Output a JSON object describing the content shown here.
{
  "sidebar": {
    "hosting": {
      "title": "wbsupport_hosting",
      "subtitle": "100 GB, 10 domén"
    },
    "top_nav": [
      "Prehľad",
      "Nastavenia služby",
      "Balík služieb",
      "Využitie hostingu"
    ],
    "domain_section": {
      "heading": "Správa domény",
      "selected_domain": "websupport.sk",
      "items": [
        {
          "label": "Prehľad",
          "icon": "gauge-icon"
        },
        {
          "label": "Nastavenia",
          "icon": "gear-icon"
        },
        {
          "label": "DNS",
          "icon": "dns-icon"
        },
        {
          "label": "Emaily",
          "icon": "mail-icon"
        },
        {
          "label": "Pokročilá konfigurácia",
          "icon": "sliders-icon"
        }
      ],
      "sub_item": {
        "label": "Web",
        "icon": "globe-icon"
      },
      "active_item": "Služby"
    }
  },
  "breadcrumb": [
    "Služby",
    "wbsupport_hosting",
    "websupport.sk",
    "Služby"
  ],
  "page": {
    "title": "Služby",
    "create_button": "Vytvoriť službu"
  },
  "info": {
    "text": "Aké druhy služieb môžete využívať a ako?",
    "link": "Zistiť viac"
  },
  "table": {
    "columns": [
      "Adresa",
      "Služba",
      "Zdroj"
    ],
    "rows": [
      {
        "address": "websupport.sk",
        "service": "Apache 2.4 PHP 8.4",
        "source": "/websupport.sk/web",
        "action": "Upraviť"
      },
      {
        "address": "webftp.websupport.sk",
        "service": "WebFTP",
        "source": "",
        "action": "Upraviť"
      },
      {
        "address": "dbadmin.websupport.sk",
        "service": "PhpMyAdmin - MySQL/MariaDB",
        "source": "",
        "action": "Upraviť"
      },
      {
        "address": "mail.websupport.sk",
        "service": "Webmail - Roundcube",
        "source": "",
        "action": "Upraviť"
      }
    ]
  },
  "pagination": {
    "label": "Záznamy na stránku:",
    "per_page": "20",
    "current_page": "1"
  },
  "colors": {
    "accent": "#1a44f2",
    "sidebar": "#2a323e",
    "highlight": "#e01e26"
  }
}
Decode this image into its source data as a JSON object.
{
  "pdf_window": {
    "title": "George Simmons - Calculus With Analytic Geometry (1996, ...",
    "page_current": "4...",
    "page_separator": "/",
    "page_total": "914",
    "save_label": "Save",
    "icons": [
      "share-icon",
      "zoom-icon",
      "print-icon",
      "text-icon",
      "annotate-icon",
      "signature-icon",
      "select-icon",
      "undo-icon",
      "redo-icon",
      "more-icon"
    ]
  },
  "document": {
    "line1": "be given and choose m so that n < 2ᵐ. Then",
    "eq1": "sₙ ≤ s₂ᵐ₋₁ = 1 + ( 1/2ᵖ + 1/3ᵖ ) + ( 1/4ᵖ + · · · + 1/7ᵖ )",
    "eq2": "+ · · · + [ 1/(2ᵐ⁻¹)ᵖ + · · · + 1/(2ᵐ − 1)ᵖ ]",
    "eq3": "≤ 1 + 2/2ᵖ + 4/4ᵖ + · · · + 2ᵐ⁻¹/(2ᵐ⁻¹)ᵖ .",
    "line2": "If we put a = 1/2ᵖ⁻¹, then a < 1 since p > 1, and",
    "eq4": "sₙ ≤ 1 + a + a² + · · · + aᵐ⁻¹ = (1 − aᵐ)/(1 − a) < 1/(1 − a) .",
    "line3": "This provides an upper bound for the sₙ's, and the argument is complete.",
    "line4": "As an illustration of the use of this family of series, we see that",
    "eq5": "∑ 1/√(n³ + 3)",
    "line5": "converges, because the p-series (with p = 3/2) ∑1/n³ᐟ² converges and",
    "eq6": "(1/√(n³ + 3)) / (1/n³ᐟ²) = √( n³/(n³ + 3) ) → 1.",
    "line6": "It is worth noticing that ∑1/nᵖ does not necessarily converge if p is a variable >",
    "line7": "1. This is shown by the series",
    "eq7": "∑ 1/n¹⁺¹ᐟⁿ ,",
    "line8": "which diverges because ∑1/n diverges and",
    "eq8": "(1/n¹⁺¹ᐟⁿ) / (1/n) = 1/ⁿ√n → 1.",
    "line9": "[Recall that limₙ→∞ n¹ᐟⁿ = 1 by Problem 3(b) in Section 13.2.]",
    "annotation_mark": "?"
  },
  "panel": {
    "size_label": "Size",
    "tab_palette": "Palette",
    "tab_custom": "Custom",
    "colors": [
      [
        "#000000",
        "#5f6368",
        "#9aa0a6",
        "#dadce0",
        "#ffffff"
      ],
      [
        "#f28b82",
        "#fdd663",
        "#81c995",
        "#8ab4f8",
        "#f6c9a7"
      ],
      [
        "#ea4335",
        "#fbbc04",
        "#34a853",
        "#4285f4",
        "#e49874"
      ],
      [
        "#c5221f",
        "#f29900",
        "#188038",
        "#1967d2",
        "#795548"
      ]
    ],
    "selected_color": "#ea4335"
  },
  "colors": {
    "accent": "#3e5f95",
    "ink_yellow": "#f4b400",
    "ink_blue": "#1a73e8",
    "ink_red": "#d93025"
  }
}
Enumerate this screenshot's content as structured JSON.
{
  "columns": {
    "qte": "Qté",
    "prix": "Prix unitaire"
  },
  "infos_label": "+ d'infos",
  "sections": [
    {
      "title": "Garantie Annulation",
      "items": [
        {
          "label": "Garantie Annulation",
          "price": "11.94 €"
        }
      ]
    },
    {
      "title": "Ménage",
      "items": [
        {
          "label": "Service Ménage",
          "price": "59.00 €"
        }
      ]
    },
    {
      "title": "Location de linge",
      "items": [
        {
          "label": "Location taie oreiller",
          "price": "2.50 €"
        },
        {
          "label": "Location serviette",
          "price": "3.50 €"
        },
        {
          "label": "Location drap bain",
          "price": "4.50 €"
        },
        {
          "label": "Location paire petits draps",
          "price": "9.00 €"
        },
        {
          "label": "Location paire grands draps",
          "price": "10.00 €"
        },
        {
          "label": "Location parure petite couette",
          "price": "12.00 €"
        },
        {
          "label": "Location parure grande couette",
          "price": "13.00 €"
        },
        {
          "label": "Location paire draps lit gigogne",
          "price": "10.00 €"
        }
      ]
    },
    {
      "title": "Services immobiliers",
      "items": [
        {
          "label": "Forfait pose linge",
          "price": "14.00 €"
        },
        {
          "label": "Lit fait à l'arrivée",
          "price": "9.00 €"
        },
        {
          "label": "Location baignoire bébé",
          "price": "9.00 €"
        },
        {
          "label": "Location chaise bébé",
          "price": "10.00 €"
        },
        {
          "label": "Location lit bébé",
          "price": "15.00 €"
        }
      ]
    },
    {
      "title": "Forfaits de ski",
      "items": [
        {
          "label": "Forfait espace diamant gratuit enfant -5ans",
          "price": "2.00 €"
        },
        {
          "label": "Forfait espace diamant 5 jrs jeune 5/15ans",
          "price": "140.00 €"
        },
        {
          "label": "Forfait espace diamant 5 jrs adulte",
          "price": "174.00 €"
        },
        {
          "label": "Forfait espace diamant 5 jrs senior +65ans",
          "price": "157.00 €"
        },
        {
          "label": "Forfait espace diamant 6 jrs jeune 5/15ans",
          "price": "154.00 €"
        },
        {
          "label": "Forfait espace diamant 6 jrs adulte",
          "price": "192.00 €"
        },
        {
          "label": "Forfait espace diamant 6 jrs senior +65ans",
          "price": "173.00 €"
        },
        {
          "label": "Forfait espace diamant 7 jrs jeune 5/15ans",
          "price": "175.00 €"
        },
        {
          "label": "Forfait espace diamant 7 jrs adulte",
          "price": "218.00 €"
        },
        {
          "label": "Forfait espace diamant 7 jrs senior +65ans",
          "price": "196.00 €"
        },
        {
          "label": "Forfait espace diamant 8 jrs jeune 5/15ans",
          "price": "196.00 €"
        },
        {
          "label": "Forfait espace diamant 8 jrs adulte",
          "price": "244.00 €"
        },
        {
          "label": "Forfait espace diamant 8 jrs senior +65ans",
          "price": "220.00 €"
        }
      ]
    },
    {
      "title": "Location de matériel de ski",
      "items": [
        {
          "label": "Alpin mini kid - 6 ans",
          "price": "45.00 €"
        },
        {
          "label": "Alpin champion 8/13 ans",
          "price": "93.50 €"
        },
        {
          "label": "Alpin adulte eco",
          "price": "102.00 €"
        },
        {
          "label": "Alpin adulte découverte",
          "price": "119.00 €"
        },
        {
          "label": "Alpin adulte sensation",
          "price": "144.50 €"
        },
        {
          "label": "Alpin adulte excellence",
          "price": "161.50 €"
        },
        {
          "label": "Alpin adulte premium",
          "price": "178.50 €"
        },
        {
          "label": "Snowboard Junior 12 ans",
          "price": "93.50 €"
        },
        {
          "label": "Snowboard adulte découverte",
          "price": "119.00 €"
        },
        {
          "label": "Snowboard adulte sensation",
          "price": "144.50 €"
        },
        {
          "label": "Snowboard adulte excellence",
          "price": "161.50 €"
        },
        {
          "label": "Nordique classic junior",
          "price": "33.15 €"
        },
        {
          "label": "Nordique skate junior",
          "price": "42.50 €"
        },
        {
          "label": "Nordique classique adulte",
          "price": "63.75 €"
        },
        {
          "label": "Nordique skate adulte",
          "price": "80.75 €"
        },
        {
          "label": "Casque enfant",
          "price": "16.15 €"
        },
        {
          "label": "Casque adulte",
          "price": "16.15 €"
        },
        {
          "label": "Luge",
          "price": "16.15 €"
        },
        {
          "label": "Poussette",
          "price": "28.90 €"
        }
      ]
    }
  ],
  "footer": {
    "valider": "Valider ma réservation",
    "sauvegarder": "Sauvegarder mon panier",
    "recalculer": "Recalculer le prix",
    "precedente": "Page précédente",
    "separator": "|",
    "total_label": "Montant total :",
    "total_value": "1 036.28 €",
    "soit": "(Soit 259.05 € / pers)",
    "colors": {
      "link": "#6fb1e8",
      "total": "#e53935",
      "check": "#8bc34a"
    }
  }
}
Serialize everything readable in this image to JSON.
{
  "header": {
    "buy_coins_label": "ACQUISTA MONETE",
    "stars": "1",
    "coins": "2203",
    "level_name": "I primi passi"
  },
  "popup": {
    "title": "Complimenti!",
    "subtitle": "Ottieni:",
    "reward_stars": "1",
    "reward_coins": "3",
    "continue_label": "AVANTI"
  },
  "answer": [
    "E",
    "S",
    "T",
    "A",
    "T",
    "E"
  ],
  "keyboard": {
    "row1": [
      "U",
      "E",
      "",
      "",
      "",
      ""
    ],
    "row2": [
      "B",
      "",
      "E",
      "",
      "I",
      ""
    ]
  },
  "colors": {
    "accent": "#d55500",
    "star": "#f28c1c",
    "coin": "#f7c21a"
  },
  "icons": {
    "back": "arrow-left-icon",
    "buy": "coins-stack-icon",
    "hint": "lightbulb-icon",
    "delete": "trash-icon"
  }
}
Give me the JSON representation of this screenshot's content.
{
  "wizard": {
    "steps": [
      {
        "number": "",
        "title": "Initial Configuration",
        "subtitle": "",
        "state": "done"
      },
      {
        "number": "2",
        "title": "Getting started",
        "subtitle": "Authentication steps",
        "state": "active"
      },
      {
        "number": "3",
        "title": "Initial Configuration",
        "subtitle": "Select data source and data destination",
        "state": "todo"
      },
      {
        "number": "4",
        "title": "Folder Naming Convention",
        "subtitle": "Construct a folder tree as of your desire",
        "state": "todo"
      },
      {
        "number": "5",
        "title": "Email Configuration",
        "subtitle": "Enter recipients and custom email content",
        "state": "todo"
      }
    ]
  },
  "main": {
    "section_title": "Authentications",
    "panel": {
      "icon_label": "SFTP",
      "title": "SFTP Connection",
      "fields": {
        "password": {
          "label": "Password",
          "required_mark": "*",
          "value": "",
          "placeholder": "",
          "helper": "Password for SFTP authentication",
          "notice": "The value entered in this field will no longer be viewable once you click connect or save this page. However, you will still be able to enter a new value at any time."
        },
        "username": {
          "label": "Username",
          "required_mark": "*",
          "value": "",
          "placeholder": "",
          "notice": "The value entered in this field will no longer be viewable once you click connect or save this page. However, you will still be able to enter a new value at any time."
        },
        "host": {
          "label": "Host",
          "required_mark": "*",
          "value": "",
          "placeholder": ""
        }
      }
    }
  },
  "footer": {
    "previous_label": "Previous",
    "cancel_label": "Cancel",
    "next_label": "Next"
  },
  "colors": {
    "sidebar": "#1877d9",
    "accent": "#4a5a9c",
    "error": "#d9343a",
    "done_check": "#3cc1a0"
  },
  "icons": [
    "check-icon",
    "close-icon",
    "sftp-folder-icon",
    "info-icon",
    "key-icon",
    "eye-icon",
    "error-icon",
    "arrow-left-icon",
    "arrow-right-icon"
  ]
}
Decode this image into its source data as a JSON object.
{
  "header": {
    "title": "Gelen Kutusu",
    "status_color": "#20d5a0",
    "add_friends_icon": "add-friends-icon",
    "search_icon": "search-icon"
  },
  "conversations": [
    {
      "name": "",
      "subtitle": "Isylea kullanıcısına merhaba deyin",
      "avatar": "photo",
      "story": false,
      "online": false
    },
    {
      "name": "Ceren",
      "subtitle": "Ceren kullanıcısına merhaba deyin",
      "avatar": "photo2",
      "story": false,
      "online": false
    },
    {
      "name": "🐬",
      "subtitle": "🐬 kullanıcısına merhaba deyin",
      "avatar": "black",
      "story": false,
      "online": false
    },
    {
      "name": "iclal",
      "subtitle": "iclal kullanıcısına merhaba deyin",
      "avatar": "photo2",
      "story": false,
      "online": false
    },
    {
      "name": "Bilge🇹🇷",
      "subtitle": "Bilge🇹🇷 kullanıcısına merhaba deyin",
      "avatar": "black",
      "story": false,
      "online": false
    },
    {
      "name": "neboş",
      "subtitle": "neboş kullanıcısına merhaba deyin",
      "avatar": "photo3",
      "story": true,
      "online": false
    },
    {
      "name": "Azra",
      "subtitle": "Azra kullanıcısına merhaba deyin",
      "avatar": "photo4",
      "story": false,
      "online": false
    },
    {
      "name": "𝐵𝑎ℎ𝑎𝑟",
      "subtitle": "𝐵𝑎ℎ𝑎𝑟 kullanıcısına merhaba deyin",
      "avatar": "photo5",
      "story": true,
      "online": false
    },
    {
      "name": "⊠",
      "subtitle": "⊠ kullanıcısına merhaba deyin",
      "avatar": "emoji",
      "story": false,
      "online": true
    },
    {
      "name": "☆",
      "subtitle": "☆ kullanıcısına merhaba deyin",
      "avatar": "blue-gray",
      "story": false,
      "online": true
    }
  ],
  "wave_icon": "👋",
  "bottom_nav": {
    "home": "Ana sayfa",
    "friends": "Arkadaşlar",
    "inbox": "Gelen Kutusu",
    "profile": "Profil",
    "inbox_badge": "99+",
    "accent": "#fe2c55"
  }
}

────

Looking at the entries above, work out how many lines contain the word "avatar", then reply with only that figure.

10